Exercise:
All of the entries below are to be repeated word for word.

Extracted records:
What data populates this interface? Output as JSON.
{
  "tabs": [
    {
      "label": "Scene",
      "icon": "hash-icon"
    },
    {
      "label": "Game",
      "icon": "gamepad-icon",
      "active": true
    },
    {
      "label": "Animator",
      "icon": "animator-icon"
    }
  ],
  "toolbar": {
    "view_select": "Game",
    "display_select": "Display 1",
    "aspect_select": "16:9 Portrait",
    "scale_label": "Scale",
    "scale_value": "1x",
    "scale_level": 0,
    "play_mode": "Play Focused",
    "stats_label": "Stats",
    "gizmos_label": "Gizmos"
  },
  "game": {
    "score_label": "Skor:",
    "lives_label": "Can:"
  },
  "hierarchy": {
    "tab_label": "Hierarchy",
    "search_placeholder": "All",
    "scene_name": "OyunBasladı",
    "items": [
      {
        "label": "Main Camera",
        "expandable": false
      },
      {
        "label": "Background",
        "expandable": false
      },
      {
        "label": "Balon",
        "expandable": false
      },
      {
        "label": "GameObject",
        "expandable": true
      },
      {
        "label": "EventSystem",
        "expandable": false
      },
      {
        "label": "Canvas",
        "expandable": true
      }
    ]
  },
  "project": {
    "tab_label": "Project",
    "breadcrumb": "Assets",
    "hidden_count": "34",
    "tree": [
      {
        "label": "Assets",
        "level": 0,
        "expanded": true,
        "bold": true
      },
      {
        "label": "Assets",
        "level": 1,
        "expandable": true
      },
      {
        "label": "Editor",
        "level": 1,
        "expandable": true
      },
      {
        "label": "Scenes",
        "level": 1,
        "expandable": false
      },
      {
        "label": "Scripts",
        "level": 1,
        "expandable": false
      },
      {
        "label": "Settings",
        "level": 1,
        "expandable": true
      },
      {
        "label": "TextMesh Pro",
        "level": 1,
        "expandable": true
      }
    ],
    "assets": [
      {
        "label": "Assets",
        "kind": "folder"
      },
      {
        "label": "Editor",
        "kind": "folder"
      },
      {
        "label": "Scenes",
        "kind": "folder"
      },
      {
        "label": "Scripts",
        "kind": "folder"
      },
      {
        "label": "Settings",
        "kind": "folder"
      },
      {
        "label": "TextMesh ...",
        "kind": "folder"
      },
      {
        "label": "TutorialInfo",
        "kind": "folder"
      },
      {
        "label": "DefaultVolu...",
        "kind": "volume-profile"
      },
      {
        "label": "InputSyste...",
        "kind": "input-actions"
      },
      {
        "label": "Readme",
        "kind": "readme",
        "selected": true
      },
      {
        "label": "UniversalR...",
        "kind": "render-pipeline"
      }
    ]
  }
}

Your response:
What data populates this interface? Output as JSON.
{
  "tabs": [
    {
      "label": "Scene",
      "icon": "hash-icon"
    },
    {
      "label": "Game",
      "icon": "gamepad-icon",
      "active": true
    },
    {
      "label": "Animator",
      "icon": "animator-icon"
    }
  ],
  "toolbar": {
    "view_select": "Game",
    "display_select": "Display 1",
    "aspect_select": "16:9 Portrait",
    "scale_label": "Scale",
    "scale_value": "1x",
    "scale_level": 0,
    "play_mode": "Play Focused",
    "stats_label": "Stats",
    "gizmos_label": "Gizmos"
  },
  "game": {
    "score_label": "Skor:",
    "lives_label": "Can:"
  },
  "hierarchy": {
    "tab_label": "Hierarchy",
    "search_placeholder": "All",
    "scene_name": "OyunBasladı",
    "items": [
      {
        "label": "Main Camera",
        "expandable": false
      },
      {
        "label": "Background",
        "expandable": false
      },
      {
        "label": "Balon",
        "expandable": false
      },
      {
        "label": "GameObject",
        "expandable": true
      },
      {
        "label": "EventSystem",
        "expandable": false
      },
      {
        "label": "Canvas",
        "expandable": true
      }
    ]
  },
  "project": {
    "tab_label": "Project",
    "breadcrumb": "Assets",
    "hidden_count": "34",
    "tree": [
      {
        "label": "Assets",
        "level": 0,
        "expanded": true,
        "bold": true
      },
      {
        "label": "Assets",
        "level": 1,
        "expandable": true
      },
      {
        "label": "Editor",
        "level": 1,
        "expandable": true
      },
      {
        "label": "Scenes",
        "level": 1,
        "expandable": false
      },
      {
        "label": "Scripts",
        "level": 1,
        "expandable": false
      },
      {
        "label": "Settings",
        "level": 1,
        "expandable": true
      },
      {
        "label": "TextMesh Pro",
        "level": 1,
        "expandable": true
      }
    ],
    "assets": [
      {
        "label": "Assets",
        "kind": "folder"
      },
      {
        "label": "Editor",
        "kind": "folder"
      },
      {
        "label": "Scenes",
        "kind": "folder"
      },
      {
        "label": "Scripts",
        "kind": "folder"
      },
      {
        "label": "Settings",
        "kind": "folder"
      },
      {
        "label": "TextMesh ...",
        "kind": "folder"
      },
      {
        "label": "TutorialInfo",
        "kind": "folder"
      },
      {
        "label": "DefaultVolu...",
        "kind": "volume-profile"
      },
      {
        "label": "InputSyste...",
        "kind": "input-actions"
      },
      {
        "label": "Readme",
        "kind": "readme",
        "selected": true
      },
      {
        "label": "UniversalR...",
        "kind": "render-pipeline"
      }
    ]
  }
}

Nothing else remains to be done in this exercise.